With additional factual information at the end of the lyrical main text, map and Jenny Lovlie’s gorgeous textured, detailed illustrations, this is a lovely narrative nonfiction book to share with young listeners at home or school.

The Stardust That Made Us

The Stardust That Made Us
Colin Stuart and Ximo Abadía
Big Picture Press

Written by Colin Stuart, Fellow of the Royal Astronomical Society, and illustrated in Ximo Abadía’s show-stopping surreal style artwork, this visual exploration of chemistry is the third STEM collaboration by this pair.

Despite chemistry being one of my a-level subjects I was totally bored most of the time and certainly never really got to grips with the periodic table: I certainly could have done with this book back then: the author’s explanations and the visuals really bring the elements and that table to life. I love the way he defines them as ‘ingredients’ in nature’s ‘unseen cookbook full of recipes for making everything …’ from fish to fingernails.’ Now that’s the way to get children intrigued. These ingredients aka chemical elements are currently 118 in number, some of which occur in nature, others – the synthetic ones -26 we read, were made by scientists during experiments.

Nor did anyone ever tell me that the inventor of those bunsen burners we used in so many lessons were invented by Bunsen the German scientist who also discovered two alkaline metals as well as a spectroscope. This information is part of the ‘alkali metals’ spread on which we also read that caesium, one of the elements Bunsen discovered is important in our everyday lives: it plays a crucial role in GPS satellites, and caesium clocks are used in our mobile phones.

All this is getting a bit ahead of things though. The very earliest element came into existence when the Big Bang occurred almost 14 billions years ago, followed very quickly on account the fusion process, by helium, lithium and beryllium.

No matter which spread you read, you’ll surely find something exciting and much of the information is presented with a gentle humour that makes it all the more enjoyable.

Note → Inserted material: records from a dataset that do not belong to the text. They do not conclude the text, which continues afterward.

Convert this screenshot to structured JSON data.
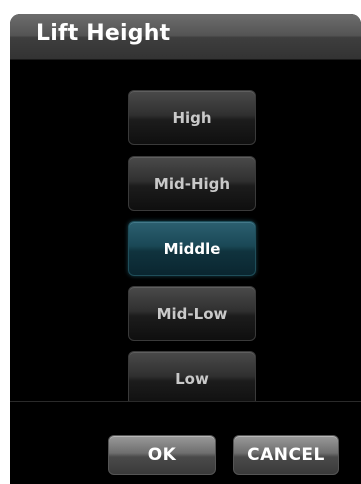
{
  "dialog": {
    "title": "Lift Height",
    "options": [
      {
        "label": "High",
        "selected": false
      },
      {
        "label": "Mid-High",
        "selected": false
      },
      {
        "label": "Middle",
        "selected": true
      },
      {
        "label": "Mid-Low",
        "selected": false
      },
      {
        "label": "Low",
        "selected": false
      }
    ],
    "ok_label": "OK",
    "cancel_label": "CANCEL"
  },
  "colors": {
    "background": "#000000",
    "selected_accent": "#1a4856",
    "button_text": "#ffffff"
  }
}
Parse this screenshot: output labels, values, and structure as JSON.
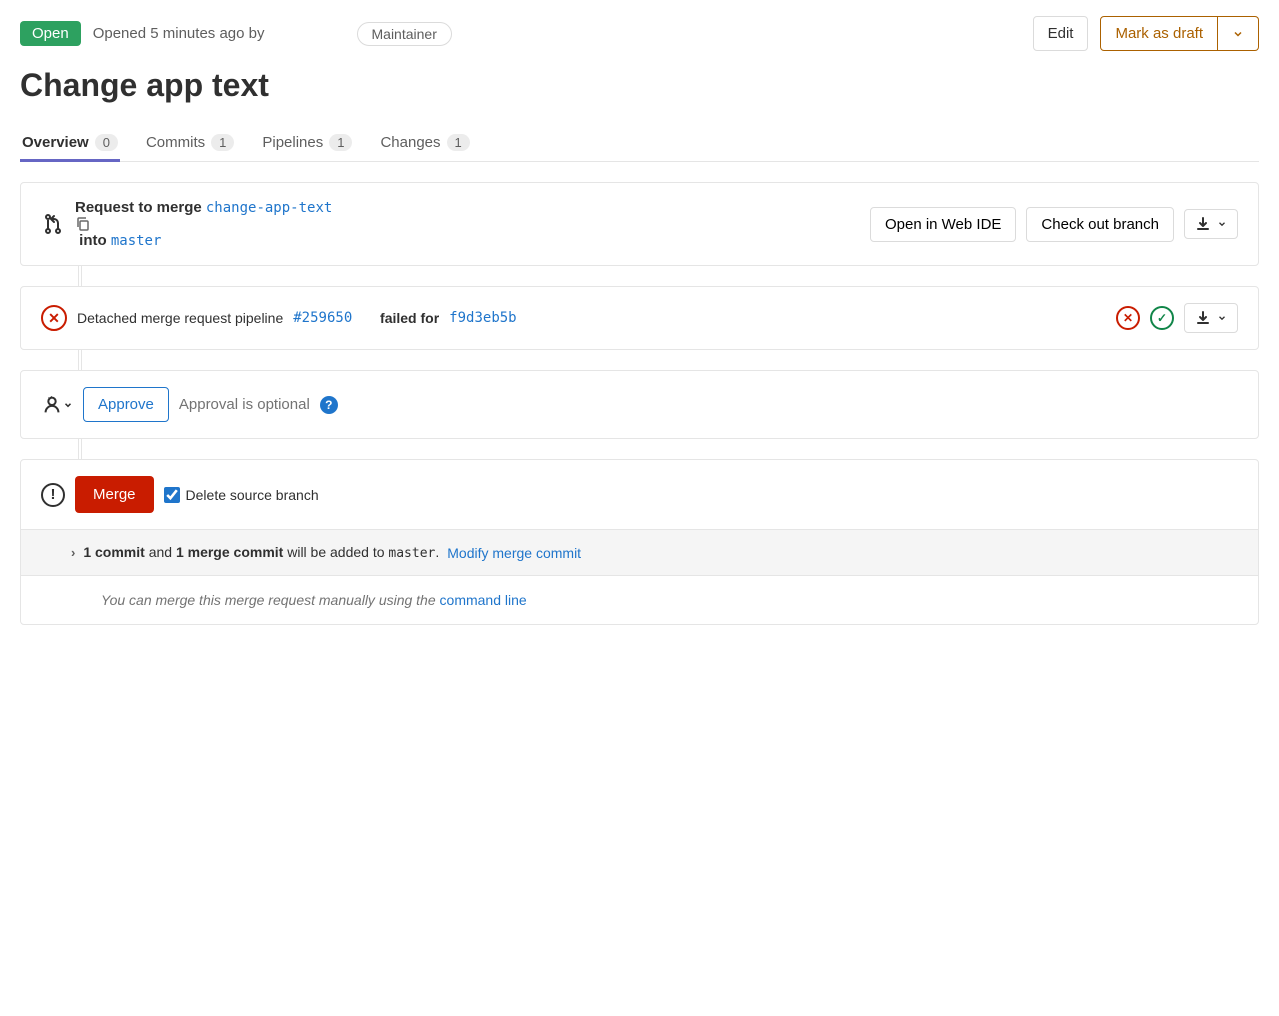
{
  "header": {
    "status_badge": "Open",
    "opened_text": "Opened 5 minutes ago by",
    "role_badge": "Maintainer",
    "edit_button": "Edit",
    "draft_button": "Mark as draft"
  },
  "title": "Change app text",
  "tabs": [
    {
      "label": "Overview",
      "count": "0",
      "active": true
    },
    {
      "label": "Commits",
      "count": "1",
      "active": false
    },
    {
      "label": "Pipelines",
      "count": "1",
      "active": false
    },
    {
      "label": "Changes",
      "count": "1",
      "active": false
    }
  ],
  "merge_request": {
    "prefix": "Request to merge",
    "source_branch": "change-app-text",
    "into": "into",
    "target_branch": "master",
    "open_ide": "Open in Web IDE",
    "checkout": "Check out branch"
  },
  "pipeline": {
    "label": "Detached merge request pipeline",
    "id": "#259650",
    "failed_for": "failed for",
    "commit": "f9d3eb5b"
  },
  "approval": {
    "approve_button": "Approve",
    "optional_text": "Approval is optional"
  },
  "merge": {
    "button": "Merge",
    "delete_branch_label": "Delete source branch",
    "commit_count": "1 commit",
    "and": "and",
    "merge_commit": "1 merge commit",
    "added_to": "will be added to",
    "target_branch": "master",
    "modify_link": "Modify merge commit",
    "manual_text": "You can merge this merge request manually using the",
    "command_line": "command line"
  }
}
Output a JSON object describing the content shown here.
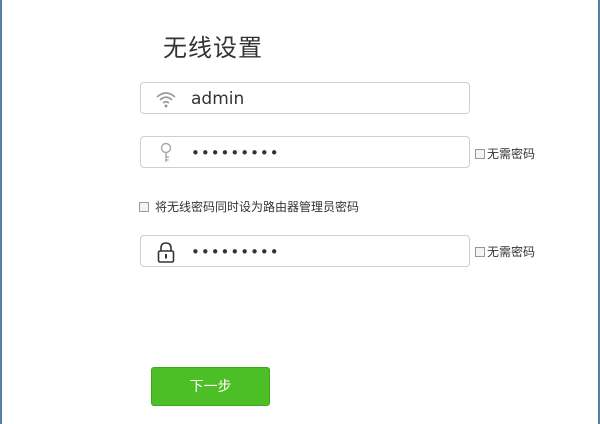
{
  "page_title": "无线设置",
  "ssid": {
    "value": "admin",
    "icon": "wifi-icon"
  },
  "wifi_password": {
    "value": "•••••••••",
    "icon": "key-icon"
  },
  "no_password_label_1": "无需密码",
  "same_as_admin_label": "将无线密码同时设为路由器管理员密码",
  "admin_password": {
    "value": "•••••••••",
    "icon": "lock-icon"
  },
  "no_password_label_2": "无需密码",
  "next_button": "下一步",
  "colors": {
    "accent": "#4cbf27",
    "border": "#cfcfcf"
  }
}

I laughed at the paragraph about making the synthetic elements being incredibly difficult – ‘Aiming the particles at the target is a hard thing to get right – a bit like trying to throw marshmallows into someone’s mouth.’

Despite the significant part women played in the discovery of elements, only two are named after women, one being curium (after Marie Curie and her husband), the other meitnerium named after Lise Meitner.

This enormously engaging book is an excellent one to give to older primary children and beyond; it will surely inspire them, and who knows where their enthusiasm might lead – perhaps one of them will add a new element to the five heavy elements discovered in the last 20 years; especially once they discover, as the title says, it’s stardust that made us..